This involves, among other things, exchanging information and statistics, participating in joint port development projects and collaborating in the field of workforce training.

The accord has been agreed to run for five years and was signed by Eddy Bruyninckx, the CEO of Antwerp Port Authority, and Ebrahim Idani, the head of Iran Port and Maritime Organization’s Hormozgan Department, in the presence of PMO chief, Mahmoud Saeednejad, in Tehran.

The visiting Belgian delegation accompanying Bruyninckx comprised representatives of 12 companies active in the field of transit and logistics and was joined by Belgian Ambassador to Iran Francois Delhaye.

“Today we are restoring our trade ties with Iran, a country with great economic growth potential that is also a gateway to neighboring countries. Antwerp is perfectly situated to contribute to further trade with this country,” Bruyninckx told a press conference held at PMO’s headquarters in Tehran.

In recent years, international trade sanctions limited Iran to importing goods not affected by export restrictions. Calls by the Iranian state shipping company’s vessels in European ports were not permitted. The lifting of sanctions allowed many shipowners to return to normal trade, as the US removed 606 vessels and vessel aliases from the sanctions list, from crude oil tankers and dry bulk carriers to supply vessels.

IRISL Managing Director Mohammad Saeednejad told The Wall Street Journal late last year that annual seaborne trade between the European Union and Iran amounted to $15 billion before the first broad, international sanctions were imposed on the country in 2008.
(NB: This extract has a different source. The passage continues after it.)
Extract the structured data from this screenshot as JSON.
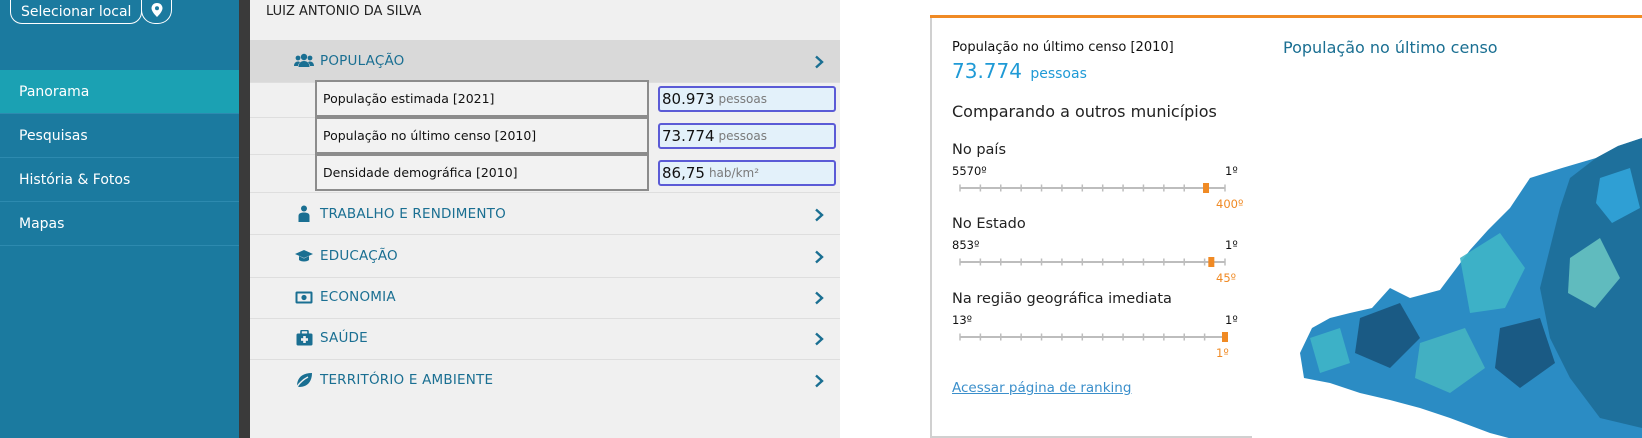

Tehran expects to reach that level within three years after sanctions are lifted.

As of October 2015, the IRISL had a fleet of 41 container vessels, with the biggest ships having a maximum capacity of around 12,000 containers.

The shipping line's standing has recently improved from 23rd to 22nd in global shipping monitor Alphaliner’s ranking of top 100 largest containership operators.

According to Alphaliner’s May 11 report, IRISL Group’s 97,871 TEU capacity places it between Hong Kong-based shipping lines of KMTC (107,245 TEU) and SITC (88,467 TEU).

Iran is gearing up for a comeback in global shipping by systematically replacing its fleet. People involved in the talks told The Wall Street Journal that the IRISL and Iranian Offshore Oil Company have reached a preliminary agreement with Hyundai Mipo Dockyard of South Korea for orders valued at about $2.4 billion.

The orders are said to include as many as 10 petroleum-product tankers (each costing about $30 million) and at least six handy-sized bulk carriers (each costing about $20 million to build).

The shipping line is also reportedly discussing with Hyundai Heavy Industries Group an order for six 14,500-container ships.